WebXR is a melange between AR and VR on the web, and it makes things more fun, efficient and convenient. One of the experiments in Google's WebXR collection is MeasureUp, an app designed to measure the area, volume and length of any object. MeasureUp provides approximate measurements in inches or centimeters. It's worth noting that the final measurements vary from device to device.
A minute-long advertisement for Google's WebXR collection shows MeasureUp being used to as a digital ruler to determine the circumference of a traffic cone. Hell, you could use MeasureUp to figure out someone's height or even a gigantic tower, according to the commercial.
The Sodar is another WebXR app that helps you answer the question, "What does six feet look like?" In our pandemic-affected world, you often see signs reminding you to keep six-feet away from others, but you may have trouble visualizing this. As such, Sodar swoops in to save the day — it's an app that tells you how far nearby humans are compared to your position.

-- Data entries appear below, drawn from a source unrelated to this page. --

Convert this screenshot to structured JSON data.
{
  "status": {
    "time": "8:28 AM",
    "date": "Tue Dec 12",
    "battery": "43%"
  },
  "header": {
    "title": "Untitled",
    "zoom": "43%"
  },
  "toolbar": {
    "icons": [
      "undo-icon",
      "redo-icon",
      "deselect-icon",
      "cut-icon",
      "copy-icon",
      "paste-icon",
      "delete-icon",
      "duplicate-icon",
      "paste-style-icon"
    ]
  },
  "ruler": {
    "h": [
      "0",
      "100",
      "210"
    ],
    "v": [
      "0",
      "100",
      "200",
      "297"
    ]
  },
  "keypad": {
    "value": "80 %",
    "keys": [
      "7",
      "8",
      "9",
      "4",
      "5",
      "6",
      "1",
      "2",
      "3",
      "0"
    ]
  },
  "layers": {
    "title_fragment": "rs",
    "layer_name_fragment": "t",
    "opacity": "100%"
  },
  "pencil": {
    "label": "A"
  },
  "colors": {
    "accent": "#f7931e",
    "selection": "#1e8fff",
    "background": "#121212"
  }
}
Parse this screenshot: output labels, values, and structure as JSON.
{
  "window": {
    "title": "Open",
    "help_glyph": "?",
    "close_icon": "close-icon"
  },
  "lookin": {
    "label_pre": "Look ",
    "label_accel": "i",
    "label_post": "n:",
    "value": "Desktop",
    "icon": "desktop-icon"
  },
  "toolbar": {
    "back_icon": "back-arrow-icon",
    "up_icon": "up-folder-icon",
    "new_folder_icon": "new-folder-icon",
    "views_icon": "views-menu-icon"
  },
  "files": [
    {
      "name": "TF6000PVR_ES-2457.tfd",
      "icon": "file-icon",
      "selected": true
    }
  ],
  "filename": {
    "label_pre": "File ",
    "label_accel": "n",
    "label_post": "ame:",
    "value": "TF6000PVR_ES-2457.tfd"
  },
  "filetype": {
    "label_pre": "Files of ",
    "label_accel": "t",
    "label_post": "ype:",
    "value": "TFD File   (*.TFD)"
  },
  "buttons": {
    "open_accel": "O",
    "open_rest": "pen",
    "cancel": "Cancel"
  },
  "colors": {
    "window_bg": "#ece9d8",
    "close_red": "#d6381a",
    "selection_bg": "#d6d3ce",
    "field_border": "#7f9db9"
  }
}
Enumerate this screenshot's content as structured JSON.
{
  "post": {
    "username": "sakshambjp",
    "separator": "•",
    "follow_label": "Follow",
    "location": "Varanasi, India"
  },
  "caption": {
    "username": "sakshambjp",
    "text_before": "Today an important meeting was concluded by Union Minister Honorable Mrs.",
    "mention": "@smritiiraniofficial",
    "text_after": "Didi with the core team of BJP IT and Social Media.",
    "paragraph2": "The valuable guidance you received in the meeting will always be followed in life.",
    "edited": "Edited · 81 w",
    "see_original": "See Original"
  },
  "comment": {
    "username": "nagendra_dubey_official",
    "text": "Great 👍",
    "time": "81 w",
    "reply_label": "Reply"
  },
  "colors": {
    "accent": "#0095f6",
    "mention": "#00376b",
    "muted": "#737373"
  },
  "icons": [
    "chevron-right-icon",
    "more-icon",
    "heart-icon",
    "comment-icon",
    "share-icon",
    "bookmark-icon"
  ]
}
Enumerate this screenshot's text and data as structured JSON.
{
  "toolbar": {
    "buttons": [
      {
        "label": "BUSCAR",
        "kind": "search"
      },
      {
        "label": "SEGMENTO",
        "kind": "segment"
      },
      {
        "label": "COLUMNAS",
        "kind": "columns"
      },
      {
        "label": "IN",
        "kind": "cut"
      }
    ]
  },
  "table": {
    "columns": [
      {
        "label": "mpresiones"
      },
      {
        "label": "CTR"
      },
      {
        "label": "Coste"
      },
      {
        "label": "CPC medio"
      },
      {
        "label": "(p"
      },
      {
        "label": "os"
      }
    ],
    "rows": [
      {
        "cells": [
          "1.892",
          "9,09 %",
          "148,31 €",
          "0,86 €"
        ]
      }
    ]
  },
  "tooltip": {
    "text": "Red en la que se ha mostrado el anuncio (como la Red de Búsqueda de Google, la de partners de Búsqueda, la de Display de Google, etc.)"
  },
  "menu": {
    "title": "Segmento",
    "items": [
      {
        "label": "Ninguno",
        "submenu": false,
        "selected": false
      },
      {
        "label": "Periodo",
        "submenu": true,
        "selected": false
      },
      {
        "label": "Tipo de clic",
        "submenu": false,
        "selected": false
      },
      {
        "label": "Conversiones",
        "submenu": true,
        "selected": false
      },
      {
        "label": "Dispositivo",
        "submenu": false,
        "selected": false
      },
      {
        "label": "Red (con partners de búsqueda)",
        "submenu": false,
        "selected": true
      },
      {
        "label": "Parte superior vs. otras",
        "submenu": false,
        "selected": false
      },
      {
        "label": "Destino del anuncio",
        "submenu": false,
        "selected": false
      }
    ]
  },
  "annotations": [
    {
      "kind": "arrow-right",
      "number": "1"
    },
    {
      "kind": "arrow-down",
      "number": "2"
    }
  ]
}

It's likely that "Sodar" is a portmonteau of "social distancing" and "radar." Out of all the four Google WebXR offerings, MeasureUp and Sodar seem to be the most useful and practical apps.
Floom offers more fun than utility. The app is a "fun new way to explore the planet, built with WebXR and Google Maps," said Zebedee Pedersen, Google's Creative Technologist. Floom creates AR portals that spawn you to different foreign locations of the earth.
Finally, there is Picturescape, which is still under construction. Picturescape is a WebXR app that taps into your Google Photos library for an immersive, fun AR experience. Based on the footage in the commercial, Picturescape looks fascinating and I look forward to seeing the app come to fruition.
How to experiment with Google's new WebXR apps
In order to experiment with Google Chrome's new AR and VR features, you'll need an Android device that supports ARCore. Click here to find a list of ARCore-supported Android devices.
Next, you must make sure you're using the latest Chrome browser. Finally, you can check out Google's new WebXR collection at the following link: g.co/webXR.